Missouri junior forward Jordan Frericks is fascinated by the process of building things.
It’s why she was drawn to major in architecture and hopes to design residential houses after graduation.
Growing up in Quincy, Ill., Frericks found herself enraptured by the projects her father, Jay, tinkered with around the house.
“I grew up with him building things, like our bar downstairs,” she said. “He’s got a whole workshop in our basement. My aunt (Jay’s twin sister, Jeanine) is also into interior design. That comes from my Frericks side, that crafty side. It’s something I’ve always enjoyed, so I thought I’d try architecture out and ended up really liking it.”
Architecture’s precision also suits Frericks’ fastidious nature.
“Her room is the most organized room I’ve ever been in,” said redshirt freshman forward Kayla McDowell, one of Frericks’ roommates. “Everything is color-coordinated. Everything is blue and gray. Everything matches and looks like it’s in its place”
It should come as no surprise then that Tigers coach Robin Pingeton’s recruiting sales pitch — come help us build the program into a winner from the foundation up — resonated with Frericks.
Three years later, Missouri is 21-7 overall, including 8-7 in the Southeastern Conference, and basically locked into its first NCAA Tournament berth since 2005-06.
Frericks, who became the 33rd player in Tigers history to reach 1,000 career points Feb. 21 in a 69-55 win at Auburn, is a big reason why.
“I don’t know if I have the words to describe how important she’s been,” Pingeton said. “She’s a workhorse and she’s first-class in everything that she does. She’s a tremendous student and a great teammate. She’s really trying to embrace being a more vocal leader. The way she goes about her business on and off the court every day is pretty spectacular.”

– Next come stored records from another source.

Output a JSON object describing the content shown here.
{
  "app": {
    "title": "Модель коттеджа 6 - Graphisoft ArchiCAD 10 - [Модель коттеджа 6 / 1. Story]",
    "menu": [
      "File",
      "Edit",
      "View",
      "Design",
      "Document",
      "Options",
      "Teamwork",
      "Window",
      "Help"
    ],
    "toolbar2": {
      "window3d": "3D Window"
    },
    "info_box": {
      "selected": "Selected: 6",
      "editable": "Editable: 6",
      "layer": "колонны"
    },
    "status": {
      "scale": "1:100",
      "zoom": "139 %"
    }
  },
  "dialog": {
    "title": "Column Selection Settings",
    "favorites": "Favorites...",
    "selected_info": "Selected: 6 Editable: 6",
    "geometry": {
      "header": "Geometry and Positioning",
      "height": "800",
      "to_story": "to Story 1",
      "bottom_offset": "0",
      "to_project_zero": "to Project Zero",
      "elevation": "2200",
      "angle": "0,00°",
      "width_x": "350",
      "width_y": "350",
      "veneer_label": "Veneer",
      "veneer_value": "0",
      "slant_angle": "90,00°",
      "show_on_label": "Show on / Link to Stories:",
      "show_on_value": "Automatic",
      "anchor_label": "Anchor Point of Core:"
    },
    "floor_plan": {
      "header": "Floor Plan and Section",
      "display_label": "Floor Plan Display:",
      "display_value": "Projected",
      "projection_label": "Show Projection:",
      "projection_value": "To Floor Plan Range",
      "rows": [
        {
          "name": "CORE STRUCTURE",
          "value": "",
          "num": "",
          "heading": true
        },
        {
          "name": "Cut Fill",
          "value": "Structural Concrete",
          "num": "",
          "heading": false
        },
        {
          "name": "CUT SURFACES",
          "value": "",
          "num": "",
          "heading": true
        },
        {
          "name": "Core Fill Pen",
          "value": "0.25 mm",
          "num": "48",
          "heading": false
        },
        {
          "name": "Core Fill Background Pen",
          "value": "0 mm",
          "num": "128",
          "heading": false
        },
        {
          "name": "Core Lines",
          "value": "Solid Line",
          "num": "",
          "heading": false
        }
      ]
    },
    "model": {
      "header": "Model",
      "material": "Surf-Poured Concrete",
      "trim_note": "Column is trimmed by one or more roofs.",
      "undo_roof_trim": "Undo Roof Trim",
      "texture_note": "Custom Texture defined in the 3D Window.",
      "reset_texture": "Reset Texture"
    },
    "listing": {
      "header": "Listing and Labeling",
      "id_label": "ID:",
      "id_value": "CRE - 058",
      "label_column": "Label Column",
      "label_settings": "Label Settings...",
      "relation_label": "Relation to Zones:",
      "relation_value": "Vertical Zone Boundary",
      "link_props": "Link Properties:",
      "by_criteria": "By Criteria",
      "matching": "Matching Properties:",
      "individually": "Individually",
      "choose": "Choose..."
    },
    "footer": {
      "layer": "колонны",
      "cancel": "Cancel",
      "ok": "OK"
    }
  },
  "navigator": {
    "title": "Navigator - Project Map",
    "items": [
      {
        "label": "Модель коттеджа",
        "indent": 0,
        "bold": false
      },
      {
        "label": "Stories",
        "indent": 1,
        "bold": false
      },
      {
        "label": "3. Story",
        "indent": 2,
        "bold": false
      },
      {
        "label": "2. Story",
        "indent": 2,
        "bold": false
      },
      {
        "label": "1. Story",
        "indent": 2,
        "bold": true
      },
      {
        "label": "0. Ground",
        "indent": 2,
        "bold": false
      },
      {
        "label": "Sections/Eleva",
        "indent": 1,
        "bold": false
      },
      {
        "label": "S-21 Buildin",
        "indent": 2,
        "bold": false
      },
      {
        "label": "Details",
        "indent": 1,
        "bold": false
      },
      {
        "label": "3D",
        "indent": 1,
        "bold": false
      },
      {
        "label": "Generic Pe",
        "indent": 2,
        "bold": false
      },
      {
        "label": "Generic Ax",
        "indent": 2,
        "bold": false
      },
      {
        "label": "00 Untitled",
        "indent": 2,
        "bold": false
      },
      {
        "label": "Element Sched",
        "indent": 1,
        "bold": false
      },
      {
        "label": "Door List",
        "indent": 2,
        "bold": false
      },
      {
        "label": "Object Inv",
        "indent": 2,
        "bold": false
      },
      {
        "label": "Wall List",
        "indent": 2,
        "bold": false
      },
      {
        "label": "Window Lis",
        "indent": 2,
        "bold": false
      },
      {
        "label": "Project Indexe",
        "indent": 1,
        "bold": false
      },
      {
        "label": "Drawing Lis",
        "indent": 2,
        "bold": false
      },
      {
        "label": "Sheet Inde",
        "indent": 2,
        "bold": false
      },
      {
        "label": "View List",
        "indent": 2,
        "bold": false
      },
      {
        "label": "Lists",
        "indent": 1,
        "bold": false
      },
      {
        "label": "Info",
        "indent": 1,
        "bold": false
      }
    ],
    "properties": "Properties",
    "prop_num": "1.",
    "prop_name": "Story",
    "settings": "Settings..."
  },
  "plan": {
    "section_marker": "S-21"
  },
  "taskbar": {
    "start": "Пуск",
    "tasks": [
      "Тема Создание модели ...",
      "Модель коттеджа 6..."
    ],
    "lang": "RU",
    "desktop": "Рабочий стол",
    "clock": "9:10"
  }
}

Frericks is unassuming by nature. She was something of a wallflower her freshman year at Missouri, but she’s blossomed on and off the court in spectacular, and sometimes surprising, ways.
“I was so shy freshman year,” Frericks said. “Communicating with people around me is something I’ve gotten so much better at, building relationships and adapting to adversity.”
Frericks transformed as a player, packing on muscle in the weight room and emerging as one of the top players in the SEC. She ranks 14th in scoring at 12.4 points per game and seventh in rebounding at 7.9 per game.
Her transformation as a leader arguably has been more impressive.
“It’s a little outside of her comfort zone to be a vocal leader, but that’s a role that she really likes to embrace, which is very exciting,” Pingeton said. “She knows what needs to be said in different situations, and she’s got so much passion when she speaks.
“She has the respect of everybody in that locker room and everybody just wants to know what’s spinning between her ears. She’s gotten more comfortable being uncomfortable in those situations and, as a coach, you couldn’t be more proud of that.”
During the locker-room celebration after the win at Auburn, Frericks’ teammates cajoled her into the center of a dance circle.
“She’s not a great dancer,” McDowell said. “I’ll tell you that. She’s got a go-to move — it’s kind of like the wheelchair move, I guess you’d could call it — but we forced her in there. She did a little dance and then looked down at the floor. We all just gave her a big hug. It was in keeping with Jordan’s style I would say.”
Frericks, who ranks third in the SEC among active players with 24 career double-doubles, wished the attention had been focused on Pingeton’s 100th win at Missouri, but she allowed herself to revel with her teammates.
“I might’ve busted a move,” she said. “It was cool to be surrounded by my teammates, clapping it out for me. I didn’t go with the wheelchair, but I should’ve thought about that. Kayla would’ve liked that.”
Frericks has plenty of time left at Missouri. She’s got another year, plus the Tigers end the regular season against Vanderbilt at 1 p.m. Sunday and still have the SEC and NCAA tourneys ahead this season.
Already, Frericks has authored an incredible career. She ranks 32nd in Tigers history with 1,017 career points and should finish among the all-time top 10 if she remains healthy.
Of course, Frericks is more impressed with her teammates, like junior point guard Lindsey Cunningham, who got her the ball in a position to score.
“That can’t go unnoticed,” said Frericks, whose career 50.5 field-goal percentage ranks seventh in Mizzou history, while her 764 career rebounds rank eighth.
Frericks is on track to break the school rebounding record and ranks 10th all-time in blocked shots.
“Getting to see her behind the scenes, her work ethic and everything … being able to witness that has been awesome,” McDowell said. “Her intensity is unlike anyone else that I’ve seen. Her discipline, she’s one of the most disciplined players I’ve played with on and off the court. I think all that factors into how great she’s been.”
Of course, Frericks didn’t come to Mizzou seeking personal greatness — she wanted to be part of building something. She celebrates her achievements in the context of the team’s triumphs.
“Scoring 1,000 points and things like that, it wasn’t something I thought about,” she said. “Honestly, Coach P just talked to me about her vision for where this program’s going to go, and I just wanted to be part of it and, in any way possible, make an impact in any way I can.”
Certainly, Frericks has done that.